Dr. Paul Monach starts the New Year with a new job. After four years treating patients at the Boston University Vasculitis Center, he assumes its directorship this month from long-time leader Peter Merkel. It’s the opportunity of a lifetime.
“I came here to work with Peter and learn about vasculitis care and research,” says Monach, assistant professor of medicine at BU’s School of Medicine. “Working side-by-side with him was an incredible opportunity. I’m honored to be taking over for him in the leadership role.”

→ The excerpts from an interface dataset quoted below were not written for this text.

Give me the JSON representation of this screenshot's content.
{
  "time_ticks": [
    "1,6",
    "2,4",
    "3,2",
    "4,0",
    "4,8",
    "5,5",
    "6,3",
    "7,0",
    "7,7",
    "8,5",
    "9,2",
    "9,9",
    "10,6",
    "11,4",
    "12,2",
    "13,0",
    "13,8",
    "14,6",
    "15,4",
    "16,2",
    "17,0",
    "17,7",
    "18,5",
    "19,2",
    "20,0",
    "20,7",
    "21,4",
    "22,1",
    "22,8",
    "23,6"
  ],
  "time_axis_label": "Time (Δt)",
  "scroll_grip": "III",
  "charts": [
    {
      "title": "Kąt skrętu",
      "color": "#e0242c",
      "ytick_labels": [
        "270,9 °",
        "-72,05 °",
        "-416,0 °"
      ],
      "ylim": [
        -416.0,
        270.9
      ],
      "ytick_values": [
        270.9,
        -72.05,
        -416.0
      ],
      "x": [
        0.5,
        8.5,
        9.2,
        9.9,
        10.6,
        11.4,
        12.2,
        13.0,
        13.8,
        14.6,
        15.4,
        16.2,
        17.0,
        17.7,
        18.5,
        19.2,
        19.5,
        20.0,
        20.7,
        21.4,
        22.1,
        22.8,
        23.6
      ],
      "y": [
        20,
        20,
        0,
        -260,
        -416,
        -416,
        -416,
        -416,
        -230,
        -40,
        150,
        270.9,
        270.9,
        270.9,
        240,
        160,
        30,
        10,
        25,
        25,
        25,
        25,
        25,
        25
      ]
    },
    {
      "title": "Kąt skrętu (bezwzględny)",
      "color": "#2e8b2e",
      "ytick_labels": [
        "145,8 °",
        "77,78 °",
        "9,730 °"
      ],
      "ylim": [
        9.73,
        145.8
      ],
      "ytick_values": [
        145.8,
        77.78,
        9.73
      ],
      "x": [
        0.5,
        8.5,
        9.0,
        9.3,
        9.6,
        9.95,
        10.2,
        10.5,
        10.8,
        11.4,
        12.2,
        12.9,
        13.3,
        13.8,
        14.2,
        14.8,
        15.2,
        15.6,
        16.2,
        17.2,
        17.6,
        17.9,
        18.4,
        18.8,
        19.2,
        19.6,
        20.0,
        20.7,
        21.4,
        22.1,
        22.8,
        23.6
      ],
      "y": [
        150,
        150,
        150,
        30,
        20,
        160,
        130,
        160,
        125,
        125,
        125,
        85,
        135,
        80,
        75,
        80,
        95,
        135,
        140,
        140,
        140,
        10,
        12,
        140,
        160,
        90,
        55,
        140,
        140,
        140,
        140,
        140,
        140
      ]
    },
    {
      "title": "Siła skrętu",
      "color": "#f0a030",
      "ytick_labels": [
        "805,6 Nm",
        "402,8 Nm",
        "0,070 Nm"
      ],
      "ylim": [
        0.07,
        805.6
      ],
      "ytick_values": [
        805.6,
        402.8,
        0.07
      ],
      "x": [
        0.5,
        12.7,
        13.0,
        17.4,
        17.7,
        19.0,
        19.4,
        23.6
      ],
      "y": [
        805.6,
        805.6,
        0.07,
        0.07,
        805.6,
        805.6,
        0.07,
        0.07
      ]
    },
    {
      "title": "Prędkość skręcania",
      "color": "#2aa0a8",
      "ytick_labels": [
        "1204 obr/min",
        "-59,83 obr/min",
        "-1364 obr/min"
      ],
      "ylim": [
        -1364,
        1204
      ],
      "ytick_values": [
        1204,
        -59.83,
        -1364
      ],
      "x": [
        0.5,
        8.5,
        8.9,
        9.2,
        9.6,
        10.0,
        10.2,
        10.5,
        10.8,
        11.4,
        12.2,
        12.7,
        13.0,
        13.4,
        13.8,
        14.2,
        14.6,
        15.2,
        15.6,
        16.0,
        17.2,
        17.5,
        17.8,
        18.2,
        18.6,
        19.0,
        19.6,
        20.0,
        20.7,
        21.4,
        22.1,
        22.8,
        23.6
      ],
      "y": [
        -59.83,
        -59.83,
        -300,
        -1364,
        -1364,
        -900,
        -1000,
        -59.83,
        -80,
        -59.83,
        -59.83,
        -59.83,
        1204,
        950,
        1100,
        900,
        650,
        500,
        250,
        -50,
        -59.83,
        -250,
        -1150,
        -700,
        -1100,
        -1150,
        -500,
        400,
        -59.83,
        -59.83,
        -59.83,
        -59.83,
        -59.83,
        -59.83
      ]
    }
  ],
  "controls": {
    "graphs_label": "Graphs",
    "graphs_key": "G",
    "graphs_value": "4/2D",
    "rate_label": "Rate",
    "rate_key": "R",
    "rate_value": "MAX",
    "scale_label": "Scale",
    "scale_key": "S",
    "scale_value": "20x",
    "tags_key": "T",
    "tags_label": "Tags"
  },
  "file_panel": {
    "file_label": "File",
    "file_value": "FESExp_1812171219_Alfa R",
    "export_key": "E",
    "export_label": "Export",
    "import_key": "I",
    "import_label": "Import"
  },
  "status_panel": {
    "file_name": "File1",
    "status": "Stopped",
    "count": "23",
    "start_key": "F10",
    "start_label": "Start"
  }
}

Though he initially wanted to be primarily a research scientist, working in the lab to understand the immune system and autoimmune diseases, Monach ended up choosing a path enabling him to spend more time with patients. Undertaking translational research allows him to bring basic research to the bedside, accelerating understanding and affecting patient outcomes.
Research Benefiting Patients

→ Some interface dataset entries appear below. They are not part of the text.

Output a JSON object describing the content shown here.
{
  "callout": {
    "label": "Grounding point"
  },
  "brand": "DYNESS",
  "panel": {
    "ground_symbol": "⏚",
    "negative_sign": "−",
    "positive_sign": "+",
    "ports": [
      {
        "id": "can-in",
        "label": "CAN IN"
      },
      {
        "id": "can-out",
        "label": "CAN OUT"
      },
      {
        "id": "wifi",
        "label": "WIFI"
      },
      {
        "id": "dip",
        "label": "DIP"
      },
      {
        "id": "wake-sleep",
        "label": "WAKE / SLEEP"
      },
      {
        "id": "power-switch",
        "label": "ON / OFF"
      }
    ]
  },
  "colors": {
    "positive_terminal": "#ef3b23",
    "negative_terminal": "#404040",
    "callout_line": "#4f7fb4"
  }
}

“My main research interest is in biomarkers,” he says. “I’m looking for new or better blood tests that can help us take care of patients with vasculitis. We need them to help us understand how sick someone is right now, and help us predict who will stay in remission and who is more at risk of having a flare. This may help us manage the diseases more effectively.”
Monach’s participation in the Vasculitis Clinical Research Consortium has also allowed him to study the genetic links between GPA (Wegener’s) and other autoimmune diseases such as rheumatoid arthritis. He has planned larger-scale genetic studies in collaboration with Dr. Merkel and other colleagues. These studies will help understand and identify the genetic component of risk for these rare diseases. His research group also is investigating the biology of neutrophils (a type of white blood cell important in inflammatory diseases) and the discovery of auto-antibodies related to vasculitis.

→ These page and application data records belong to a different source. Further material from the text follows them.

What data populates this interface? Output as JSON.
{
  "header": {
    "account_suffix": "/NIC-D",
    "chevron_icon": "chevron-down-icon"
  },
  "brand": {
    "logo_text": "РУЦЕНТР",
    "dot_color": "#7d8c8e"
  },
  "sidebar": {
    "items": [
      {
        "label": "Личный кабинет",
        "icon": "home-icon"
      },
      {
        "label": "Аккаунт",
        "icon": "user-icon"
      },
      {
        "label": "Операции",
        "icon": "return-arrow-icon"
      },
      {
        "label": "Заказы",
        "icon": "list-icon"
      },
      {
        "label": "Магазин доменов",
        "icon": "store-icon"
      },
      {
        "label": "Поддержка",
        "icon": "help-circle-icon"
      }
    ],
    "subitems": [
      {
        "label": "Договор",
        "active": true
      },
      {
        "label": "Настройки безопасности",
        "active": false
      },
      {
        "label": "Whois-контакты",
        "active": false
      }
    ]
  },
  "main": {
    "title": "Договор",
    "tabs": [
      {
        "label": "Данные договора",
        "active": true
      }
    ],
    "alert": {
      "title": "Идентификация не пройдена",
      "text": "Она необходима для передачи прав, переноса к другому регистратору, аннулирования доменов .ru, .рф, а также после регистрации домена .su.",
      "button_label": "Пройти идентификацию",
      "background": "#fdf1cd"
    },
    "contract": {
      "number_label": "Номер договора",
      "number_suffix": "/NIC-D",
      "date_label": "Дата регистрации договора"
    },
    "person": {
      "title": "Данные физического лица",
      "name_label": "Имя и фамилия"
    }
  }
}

A Calling for Patient Care
“I easily could be a pure lab scientist, but I love being a doctor,” Monach says. As a child, he knew he wanted to be a physician. He gravitated to the science side early on, but the personal side won out. “I like that the research I’m doing is potentially relevant to the patients we’re seeing.”
Monach says that caring for people who are very ill with a dangerous disease is challenging and gratifying. “It’s a challenge because there is still so much to learn about these diseases,” he admits. “But it’s rewarding to know that we can help most of our patients get better.”
Research Interests: Biomarkers, genetics of vasculitis, biology of neutrophils